Investigators were able to capture conjunctival videos for all patients with no adverse events. No significant differences in vessel diameter were noted (20.2±2.6 µm vs 20.4±2.7 µm in the CHD vs control groups, respectively. Axial velocity was lower in the cyanotic CHD group (0.47±0.06 mm/s vs 0.53±0.05 mm/s), as were blood volume flow (121±30 pl/s vs 145±50 fl/s; not statistically significant) and wall shear rate (153±27 s-1 vs 174±22 s-1) which was significantly lower.
Vessels were classified into 4 groups based on diameter. Using these groups, researchers compared conjunctival measurements across each patient group using the average of all vessel segments (n=736; 292 cyanotic CHD with 27 per patient vs 444 controls with 32 per control). In total, 44% of these vessels fell within the group 4 diameter range (>22 µm); these were the most frequently observed vessels. Axial velocity did not differ significantly between the study groups for vessel groups 1 through 3, but for group 4 vessels, axial velocity was lower in the cyanotic CHD group (0.50±0.16 mm/s vs 0.58±0.15 mm/s).
Study limitations include the lack of differentiation of vessels into venules or arterioles, but vessel differentiation was not possible within the parameters of this study. The small study size was also noted.
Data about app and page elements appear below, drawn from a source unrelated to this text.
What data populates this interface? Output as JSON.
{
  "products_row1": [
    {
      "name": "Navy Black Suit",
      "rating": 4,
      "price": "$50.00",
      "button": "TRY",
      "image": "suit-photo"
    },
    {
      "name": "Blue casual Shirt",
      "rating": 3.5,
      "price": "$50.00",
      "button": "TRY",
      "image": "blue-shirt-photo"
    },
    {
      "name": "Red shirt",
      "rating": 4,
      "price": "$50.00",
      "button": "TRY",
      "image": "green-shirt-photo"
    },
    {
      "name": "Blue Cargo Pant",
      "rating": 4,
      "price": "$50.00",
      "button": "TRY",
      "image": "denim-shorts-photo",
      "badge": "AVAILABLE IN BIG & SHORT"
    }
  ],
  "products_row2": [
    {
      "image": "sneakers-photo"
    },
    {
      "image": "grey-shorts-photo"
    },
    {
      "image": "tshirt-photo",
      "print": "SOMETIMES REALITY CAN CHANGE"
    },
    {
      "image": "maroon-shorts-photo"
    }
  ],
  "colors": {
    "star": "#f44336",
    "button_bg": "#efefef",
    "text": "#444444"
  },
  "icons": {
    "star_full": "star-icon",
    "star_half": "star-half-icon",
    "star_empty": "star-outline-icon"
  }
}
“Conjunctival microvascular and endothelial function assessment…found reduced [axial flow] and [wall shear rate] compared with healthy controls,” the research concludes. “These changes are suggestive of a microvascular response to chronic hypoxia and secondary erythrocytosis. Such assessments may have a role in the evaluation of patients with [cyanotic CHD] and other causes of hypoxia and erythrocytosis.”
Brennan PF, Jing M, McNeil AJ, et al. Assessment of the conjunctival microcirculation in adult patients with cyanotic congenital heart disease compared to healthy controls. Microvasc Res. Published online April 7, 2021. doi:10.1016/j.mvr.2021.104167